> **WHAT TO PRODUCE**: Leave every image out, and return the rest of the data word for word.
[GIVEN RECORDS — start]
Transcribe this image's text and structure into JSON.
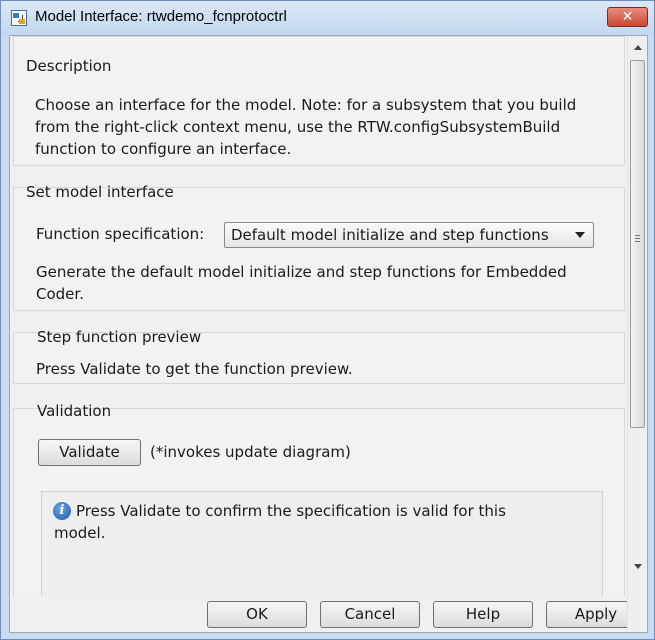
{
  "window": {
    "title": "Model Interface: rtwdemo_fcnprotoctrl",
    "close_label": "✕"
  },
  "description": {
    "heading": "Description",
    "text": "Choose an interface for the model. Note: for a subsystem that you build from the right-click context menu, use the RTW.configSubsystemBuild function to configure an interface."
  },
  "set_interface": {
    "heading": "Set model interface",
    "spec_label": "Function specification:",
    "spec_value": "Default model initialize and step functions",
    "spec_help": "Generate the default model initialize and step functions for Embedded Coder."
  },
  "preview": {
    "heading": "Step function preview",
    "text": "Press Validate to get the function preview."
  },
  "validation": {
    "heading": "Validation",
    "button_label": "Validate",
    "note": "(*invokes update diagram)",
    "message": "Press Validate to confirm the specification is valid for this model."
  },
  "buttons": {
    "ok": "OK",
    "cancel": "Cancel",
    "help": "Help",
    "apply": "Apply"
  },
  "icons": {
    "app": "model-icon",
    "info": "info-icon",
    "close": "close-icon"
  }
}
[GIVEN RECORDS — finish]
> **THE ANSWER**:
Transcribe this image's text and structure into JSON.
{
  "window": {
    "title": "Model Interface: rtwdemo_fcnprotoctrl",
    "close_label": "✕"
  },
  "description": {
    "heading": "Description",
    "text": "Choose an interface for the model. Note: for a subsystem that you build from the right-click context menu, use the RTW.configSubsystemBuild function to configure an interface."
  },
  "set_interface": {
    "heading": "Set model interface",
    "spec_label": "Function specification:",
    "spec_value": "Default model initialize and step functions",
    "spec_help": "Generate the default model initialize and step functions for Embedded Coder."
  },
  "preview": {
    "heading": "Step function preview",
    "text": "Press Validate to get the function preview."
  },
  "validation": {
    "heading": "Validation",
    "button_label": "Validate",
    "note": "(*invokes update diagram)",
    "message": "Press Validate to confirm the specification is valid for this model."
  },
  "buttons": {
    "ok": "OK",
    "cancel": "Cancel",
    "help": "Help",
    "apply": "Apply"
  },
  "icons": {
    "app": "model-icon",
    "info": "info-icon",
    "close": "close-icon"
  }
}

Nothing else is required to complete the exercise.